*Supplied records*.
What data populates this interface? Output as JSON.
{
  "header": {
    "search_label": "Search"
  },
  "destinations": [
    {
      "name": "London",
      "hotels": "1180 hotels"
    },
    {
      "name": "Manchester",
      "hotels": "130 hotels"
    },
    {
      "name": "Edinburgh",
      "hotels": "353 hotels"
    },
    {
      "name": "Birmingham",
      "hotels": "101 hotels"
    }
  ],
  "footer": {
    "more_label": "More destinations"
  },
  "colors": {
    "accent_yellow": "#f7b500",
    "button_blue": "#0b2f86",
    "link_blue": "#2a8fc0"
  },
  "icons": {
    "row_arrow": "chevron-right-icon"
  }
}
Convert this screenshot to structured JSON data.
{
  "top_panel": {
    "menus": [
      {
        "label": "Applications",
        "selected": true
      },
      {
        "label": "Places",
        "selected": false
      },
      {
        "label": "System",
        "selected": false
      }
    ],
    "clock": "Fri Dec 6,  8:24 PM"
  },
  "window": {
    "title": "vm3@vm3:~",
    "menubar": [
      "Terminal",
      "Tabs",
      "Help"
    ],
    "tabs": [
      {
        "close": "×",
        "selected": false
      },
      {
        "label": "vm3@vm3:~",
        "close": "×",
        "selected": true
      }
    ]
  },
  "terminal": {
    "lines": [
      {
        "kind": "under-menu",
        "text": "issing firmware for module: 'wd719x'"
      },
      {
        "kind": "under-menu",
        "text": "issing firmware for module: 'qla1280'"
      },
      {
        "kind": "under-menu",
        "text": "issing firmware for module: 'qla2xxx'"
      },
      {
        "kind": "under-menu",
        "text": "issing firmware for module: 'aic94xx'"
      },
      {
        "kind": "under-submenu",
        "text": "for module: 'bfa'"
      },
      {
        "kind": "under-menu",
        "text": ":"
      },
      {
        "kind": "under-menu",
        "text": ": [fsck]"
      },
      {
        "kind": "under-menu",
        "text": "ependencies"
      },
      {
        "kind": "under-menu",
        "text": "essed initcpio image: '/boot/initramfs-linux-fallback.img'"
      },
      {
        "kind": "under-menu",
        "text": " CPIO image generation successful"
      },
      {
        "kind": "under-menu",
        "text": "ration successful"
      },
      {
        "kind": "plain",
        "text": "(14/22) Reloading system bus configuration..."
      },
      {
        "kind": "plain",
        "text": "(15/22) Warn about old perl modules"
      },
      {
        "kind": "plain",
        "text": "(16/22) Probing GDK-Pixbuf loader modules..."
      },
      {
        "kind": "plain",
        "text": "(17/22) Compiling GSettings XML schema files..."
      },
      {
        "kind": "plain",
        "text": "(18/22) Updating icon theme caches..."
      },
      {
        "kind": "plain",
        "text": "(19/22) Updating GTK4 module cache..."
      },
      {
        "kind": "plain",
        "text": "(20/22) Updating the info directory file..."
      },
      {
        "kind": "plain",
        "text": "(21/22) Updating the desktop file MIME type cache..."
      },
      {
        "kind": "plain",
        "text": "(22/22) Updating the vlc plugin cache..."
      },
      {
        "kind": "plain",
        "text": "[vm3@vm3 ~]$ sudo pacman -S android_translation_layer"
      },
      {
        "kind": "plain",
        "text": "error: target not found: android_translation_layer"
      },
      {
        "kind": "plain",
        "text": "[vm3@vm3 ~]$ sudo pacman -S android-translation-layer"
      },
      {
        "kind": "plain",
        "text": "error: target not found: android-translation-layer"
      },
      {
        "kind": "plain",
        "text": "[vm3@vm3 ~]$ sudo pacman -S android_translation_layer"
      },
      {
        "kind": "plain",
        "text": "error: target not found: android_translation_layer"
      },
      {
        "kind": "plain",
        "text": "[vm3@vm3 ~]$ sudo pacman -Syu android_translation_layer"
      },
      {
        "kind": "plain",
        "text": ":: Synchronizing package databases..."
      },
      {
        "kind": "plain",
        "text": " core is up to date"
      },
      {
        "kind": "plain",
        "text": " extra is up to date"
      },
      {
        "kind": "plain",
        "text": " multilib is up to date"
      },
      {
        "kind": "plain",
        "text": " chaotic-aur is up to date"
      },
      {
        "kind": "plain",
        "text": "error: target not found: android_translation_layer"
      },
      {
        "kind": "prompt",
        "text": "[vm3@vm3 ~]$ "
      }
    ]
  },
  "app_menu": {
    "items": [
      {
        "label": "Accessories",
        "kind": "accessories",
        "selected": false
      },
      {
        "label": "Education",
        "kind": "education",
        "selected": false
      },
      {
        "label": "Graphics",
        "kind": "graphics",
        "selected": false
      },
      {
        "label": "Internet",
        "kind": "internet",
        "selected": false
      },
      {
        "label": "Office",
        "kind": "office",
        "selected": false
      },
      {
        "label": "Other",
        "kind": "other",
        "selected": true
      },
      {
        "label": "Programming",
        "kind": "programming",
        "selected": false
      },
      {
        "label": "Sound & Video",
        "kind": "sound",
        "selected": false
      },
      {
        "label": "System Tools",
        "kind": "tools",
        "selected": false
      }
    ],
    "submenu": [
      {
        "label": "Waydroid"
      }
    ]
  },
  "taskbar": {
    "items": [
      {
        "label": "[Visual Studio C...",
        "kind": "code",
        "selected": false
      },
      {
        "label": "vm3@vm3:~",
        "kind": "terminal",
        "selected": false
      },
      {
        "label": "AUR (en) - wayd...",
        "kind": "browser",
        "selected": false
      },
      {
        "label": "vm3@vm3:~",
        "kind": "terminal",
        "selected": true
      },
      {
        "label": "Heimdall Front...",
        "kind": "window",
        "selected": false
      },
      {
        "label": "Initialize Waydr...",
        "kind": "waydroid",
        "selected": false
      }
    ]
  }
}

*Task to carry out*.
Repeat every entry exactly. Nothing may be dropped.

*Output for this exercise*.
What data populates this interface? Output as JSON.
{
  "header": {
    "search_label": "Search"
  },
  "destinations": [
    {
      "name": "London",
      "hotels": "1180 hotels"
    },
    {
      "name": "Manchester",
      "hotels": "130 hotels"
    },
    {
      "name": "Edinburgh",
      "hotels": "353 hotels"
    },
    {
      "name": "Birmingham",
      "hotels": "101 hotels"
    }
  ],
  "footer": {
    "more_label": "More destinations"
  },
  "colors": {
    "accent_yellow": "#f7b500",
    "button_blue": "#0b2f86",
    "link_blue": "#2a8fc0"
  },
  "icons": {
    "row_arrow": "chevron-right-icon"
  }
}
Convert this screenshot to structured JSON data.
{
  "top_panel": {
    "menus": [
      {
        "label": "Applications",
        "selected": true
      },
      {
        "label": "Places",
        "selected": false
      },
      {
        "label": "System",
        "selected": false
      }
    ],
    "clock": "Fri Dec 6,  8:24 PM"
  },
  "window": {
    "title": "vm3@vm3:~",
    "menubar": [
      "Terminal",
      "Tabs",
      "Help"
    ],
    "tabs": [
      {
        "close": "×",
        "selected": false
      },
      {
        "label": "vm3@vm3:~",
        "close": "×",
        "selected": true
      }
    ]
  },
  "terminal": {
    "lines": [
      {
        "kind": "under-menu",
        "text": "issing firmware for module: 'wd719x'"
      },
      {
        "kind": "under-menu",
        "text": "issing firmware for module: 'qla1280'"
      },
      {
        "kind": "under-menu",
        "text": "issing firmware for module: 'qla2xxx'"
      },
      {
        "kind": "under-menu",
        "text": "issing firmware for module: 'aic94xx'"
      },
      {
        "kind": "under-submenu",
        "text": "for module: 'bfa'"
      },
      {
        "kind": "under-menu",
        "text": ":"
      },
      {
        "kind": "under-menu",
        "text": ": [fsck]"
      },
      {
        "kind": "under-menu",
        "text": "ependencies"
      },
      {
        "kind": "under-menu",
        "text": "essed initcpio image: '/boot/initramfs-linux-fallback.img'"
      },
      {
        "kind": "under-menu",
        "text": " CPIO image generation successful"
      },
      {
        "kind": "under-menu",
        "text": "ration successful"
      },
      {
        "kind": "plain",
        "text": "(14/22) Reloading system bus configuration..."
      },
      {
        "kind": "plain",
        "text": "(15/22) Warn about old perl modules"
      },
      {
        "kind": "plain",
        "text": "(16/22) Probing GDK-Pixbuf loader modules..."
      },
      {
        "kind": "plain",
        "text": "(17/22) Compiling GSettings XML schema files..."
      },
      {
        "kind": "plain",
        "text": "(18/22) Updating icon theme caches..."
      },
      {
        "kind": "plain",
        "text": "(19/22) Updating GTK4 module cache..."
      },
      {
        "kind": "plain",
        "text": "(20/22) Updating the info directory file..."
      },
      {
        "kind": "plain",
        "text": "(21/22) Updating the desktop file MIME type cache..."
      },
      {
        "kind": "plain",
        "text": "(22/22) Updating the vlc plugin cache..."
      },
      {
        "kind": "plain",
        "text": "[vm3@vm3 ~]$ sudo pacman -S android_translation_layer"
      },
      {
        "kind": "plain",
        "text": "error: target not found: android_translation_layer"
      },
      {
        "kind": "plain",
        "text": "[vm3@vm3 ~]$ sudo pacman -S android-translation-layer"
      },
      {
        "kind": "plain",
        "text": "error: target not found: android-translation-layer"
      },
      {
        "kind": "plain",
        "text": "[vm3@vm3 ~]$ sudo pacman -S android_translation_layer"
      },
      {
        "kind": "plain",
        "text": "error: target not found: android_translation_layer"
      },
      {
        "kind": "plain",
        "text": "[vm3@vm3 ~]$ sudo pacman -Syu android_translation_layer"
      },
      {
        "kind": "plain",
        "text": ":: Synchronizing package databases..."
      },
      {
        "kind": "plain",
        "text": " core is up to date"
      },
      {
        "kind": "plain",
        "text": " extra is up to date"
      },
      {
        "kind": "plain",
        "text": " multilib is up to date"
      },
      {
        "kind": "plain",
        "text": " chaotic-aur is up to date"
      },
      {
        "kind": "plain",
        "text": "error: target not found: android_translation_layer"
      },
      {
        "kind": "prompt",
        "text": "[vm3@vm3 ~]$ "
      }
    ]
  },
  "app_menu": {
    "items": [
      {
        "label": "Accessories",
        "kind": "accessories",
        "selected": false
      },
      {
        "label": "Education",
        "kind": "education",
        "selected": false
      },
      {
        "label": "Graphics",
        "kind": "graphics",
        "selected": false
      },
      {
        "label": "Internet",
        "kind": "internet",
        "selected": false
      },
      {
        "label": "Office",
        "kind": "office",
        "selected": false
      },
      {
        "label": "Other",
        "kind": "other",
        "selected": true
      },
      {
        "label": "Programming",
        "kind": "programming",
        "selected": false
      },
      {
        "label": "Sound & Video",
        "kind": "sound",
        "selected": false
      },
      {
        "label": "System Tools",
        "kind": "tools",
        "selected": false
      }
    ],
    "submenu": [
      {
        "label": "Waydroid"
      }
    ]
  },
  "taskbar": {
    "items": [
      {
        "label": "[Visual Studio C...",
        "kind": "code",
        "selected": false
      },
      {
        "label": "vm3@vm3:~",
        "kind": "terminal",
        "selected": false
      },
      {
        "label": "AUR (en) - wayd...",
        "kind": "browser",
        "selected": false
      },
      {
        "label": "vm3@vm3:~",
        "kind": "terminal",
        "selected": true
      },
      {
        "label": "Heimdall Front...",
        "kind": "window",
        "selected": false
      },
      {
        "label": "Initialize Waydr...",
        "kind": "waydroid",
        "selected": false
      }
    ]
  }
}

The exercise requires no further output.